Microscale population structure and kinship analyses suggest philopatry of both sexes in franciscanas (Pontoporia blainvillei)
Cunha HA, Dias CP, Alvarenga LC, Wells RS, Cremer MJ
International Whaling Commission
Franciscanas (Pontoporia blainvillei) are threatened by extensive by-catch and other human-related activities. Their conservation may be even more complicated for populations that are differentiated on a microscale, between geographically close locations. Infrequent dispersal ultimately means that populations are independent from each other, and therefore they must be managed as distinct Management Units. We used genetic data to investigate the microscale population structure of franciscanas in southern Brazil, and to analyse kinship patterns, searching for evidence of philopatry in the species.

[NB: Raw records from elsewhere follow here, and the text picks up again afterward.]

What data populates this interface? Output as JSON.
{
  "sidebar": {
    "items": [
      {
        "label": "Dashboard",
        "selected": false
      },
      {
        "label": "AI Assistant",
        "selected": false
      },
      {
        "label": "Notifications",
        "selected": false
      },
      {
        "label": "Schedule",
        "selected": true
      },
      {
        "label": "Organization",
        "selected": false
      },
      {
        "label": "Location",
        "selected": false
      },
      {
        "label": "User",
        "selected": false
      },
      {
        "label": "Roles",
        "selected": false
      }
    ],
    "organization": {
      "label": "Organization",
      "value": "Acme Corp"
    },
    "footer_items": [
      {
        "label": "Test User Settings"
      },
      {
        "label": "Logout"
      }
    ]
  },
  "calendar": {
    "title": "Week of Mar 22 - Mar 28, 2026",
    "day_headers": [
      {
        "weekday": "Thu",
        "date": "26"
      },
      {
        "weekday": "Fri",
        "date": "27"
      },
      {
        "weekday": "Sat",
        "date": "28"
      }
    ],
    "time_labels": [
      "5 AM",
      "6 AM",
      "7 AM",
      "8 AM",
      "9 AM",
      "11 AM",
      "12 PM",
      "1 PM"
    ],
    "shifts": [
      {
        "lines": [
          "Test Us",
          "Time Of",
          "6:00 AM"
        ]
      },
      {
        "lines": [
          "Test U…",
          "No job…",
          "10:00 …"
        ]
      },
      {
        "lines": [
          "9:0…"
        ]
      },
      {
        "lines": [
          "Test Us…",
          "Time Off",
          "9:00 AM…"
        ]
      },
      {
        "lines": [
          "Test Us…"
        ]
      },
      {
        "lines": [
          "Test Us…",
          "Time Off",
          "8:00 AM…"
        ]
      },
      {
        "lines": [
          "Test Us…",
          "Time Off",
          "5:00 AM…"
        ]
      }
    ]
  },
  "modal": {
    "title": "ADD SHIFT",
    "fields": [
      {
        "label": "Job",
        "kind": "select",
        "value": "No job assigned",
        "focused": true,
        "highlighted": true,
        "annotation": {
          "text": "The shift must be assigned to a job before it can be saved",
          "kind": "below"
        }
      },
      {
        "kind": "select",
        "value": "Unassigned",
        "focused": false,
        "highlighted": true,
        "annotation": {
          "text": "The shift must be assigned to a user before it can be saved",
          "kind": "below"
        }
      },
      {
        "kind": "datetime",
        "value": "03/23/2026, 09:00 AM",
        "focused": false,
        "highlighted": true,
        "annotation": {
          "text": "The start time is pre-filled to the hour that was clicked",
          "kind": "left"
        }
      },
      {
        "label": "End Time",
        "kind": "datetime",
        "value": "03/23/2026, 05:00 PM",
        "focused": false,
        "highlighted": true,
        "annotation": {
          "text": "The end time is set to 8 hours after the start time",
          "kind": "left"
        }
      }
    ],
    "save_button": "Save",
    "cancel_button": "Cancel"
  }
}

Besides significant microscale population structure, we provide evidence that favours the hypothesis of philopatry of both sexes in franciscanas: a) both maternally-inherited mitochondrial DNA and biparentally transmitted nuclear microsatellites showed population differentiation between franciscanas of Babitonga Bay and nearby coastal waters; and b) in Babitonga, most dyads were of related individuals, and kinship was high, irrespective of the sex, indicating that both females and males had relatives in the local population. Those results suggest that kinship not only shapes group organisation, but is also an important feature of local populations, and that franciscanas do not disperse frequently between populations. The relevance of such findings for the conservation of franciscanas is discussed.